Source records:
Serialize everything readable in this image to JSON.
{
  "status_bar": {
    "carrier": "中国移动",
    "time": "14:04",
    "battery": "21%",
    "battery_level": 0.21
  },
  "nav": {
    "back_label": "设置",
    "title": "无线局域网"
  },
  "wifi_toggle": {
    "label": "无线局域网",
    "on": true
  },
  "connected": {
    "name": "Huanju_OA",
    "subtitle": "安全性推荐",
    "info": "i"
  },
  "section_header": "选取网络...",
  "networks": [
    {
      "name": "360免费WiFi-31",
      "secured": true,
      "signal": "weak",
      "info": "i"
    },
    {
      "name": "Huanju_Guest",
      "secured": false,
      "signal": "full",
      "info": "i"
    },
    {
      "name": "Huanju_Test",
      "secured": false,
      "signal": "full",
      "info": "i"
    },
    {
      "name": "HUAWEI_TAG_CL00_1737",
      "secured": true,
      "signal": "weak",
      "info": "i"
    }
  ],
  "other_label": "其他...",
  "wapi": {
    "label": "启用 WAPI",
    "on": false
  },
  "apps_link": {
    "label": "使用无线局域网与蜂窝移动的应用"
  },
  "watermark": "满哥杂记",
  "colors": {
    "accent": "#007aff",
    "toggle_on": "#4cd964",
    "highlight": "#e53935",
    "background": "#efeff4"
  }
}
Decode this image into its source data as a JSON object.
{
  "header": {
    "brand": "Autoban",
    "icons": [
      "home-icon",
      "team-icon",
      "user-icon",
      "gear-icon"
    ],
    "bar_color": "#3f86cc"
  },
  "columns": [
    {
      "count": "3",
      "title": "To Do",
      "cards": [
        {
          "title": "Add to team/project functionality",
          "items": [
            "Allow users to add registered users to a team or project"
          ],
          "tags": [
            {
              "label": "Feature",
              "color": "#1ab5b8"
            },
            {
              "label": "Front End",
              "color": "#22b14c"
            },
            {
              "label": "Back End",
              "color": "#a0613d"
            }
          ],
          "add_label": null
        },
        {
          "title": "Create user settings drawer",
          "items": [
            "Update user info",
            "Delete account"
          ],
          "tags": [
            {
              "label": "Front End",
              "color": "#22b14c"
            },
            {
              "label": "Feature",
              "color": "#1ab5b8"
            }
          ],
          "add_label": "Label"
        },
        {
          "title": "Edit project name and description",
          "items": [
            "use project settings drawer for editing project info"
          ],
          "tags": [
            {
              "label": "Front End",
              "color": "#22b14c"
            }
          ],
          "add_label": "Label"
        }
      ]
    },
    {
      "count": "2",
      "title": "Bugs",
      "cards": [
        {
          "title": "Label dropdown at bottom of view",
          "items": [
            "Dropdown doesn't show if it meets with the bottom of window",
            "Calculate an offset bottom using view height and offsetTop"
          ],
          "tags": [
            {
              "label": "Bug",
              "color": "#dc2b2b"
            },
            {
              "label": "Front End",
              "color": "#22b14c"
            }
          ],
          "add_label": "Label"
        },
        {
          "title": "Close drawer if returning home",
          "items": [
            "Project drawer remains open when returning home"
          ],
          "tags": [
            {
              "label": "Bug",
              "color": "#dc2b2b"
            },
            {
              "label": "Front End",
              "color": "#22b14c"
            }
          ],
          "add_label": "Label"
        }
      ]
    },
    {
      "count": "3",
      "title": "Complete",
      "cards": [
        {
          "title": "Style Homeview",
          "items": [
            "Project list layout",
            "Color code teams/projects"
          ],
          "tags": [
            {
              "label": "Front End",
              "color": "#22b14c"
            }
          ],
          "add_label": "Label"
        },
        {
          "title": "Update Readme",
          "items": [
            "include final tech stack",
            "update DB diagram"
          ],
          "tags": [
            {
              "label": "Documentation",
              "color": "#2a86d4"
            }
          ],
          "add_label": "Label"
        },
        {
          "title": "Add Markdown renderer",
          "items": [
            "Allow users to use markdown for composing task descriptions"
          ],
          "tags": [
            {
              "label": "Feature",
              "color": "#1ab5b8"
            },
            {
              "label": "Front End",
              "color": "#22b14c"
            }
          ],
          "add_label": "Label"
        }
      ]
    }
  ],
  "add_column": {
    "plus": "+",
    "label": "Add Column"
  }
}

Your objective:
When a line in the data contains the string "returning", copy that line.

Written solution:
          "title": "Close drawer if returning home",
            "Project drawer remains open when returning home"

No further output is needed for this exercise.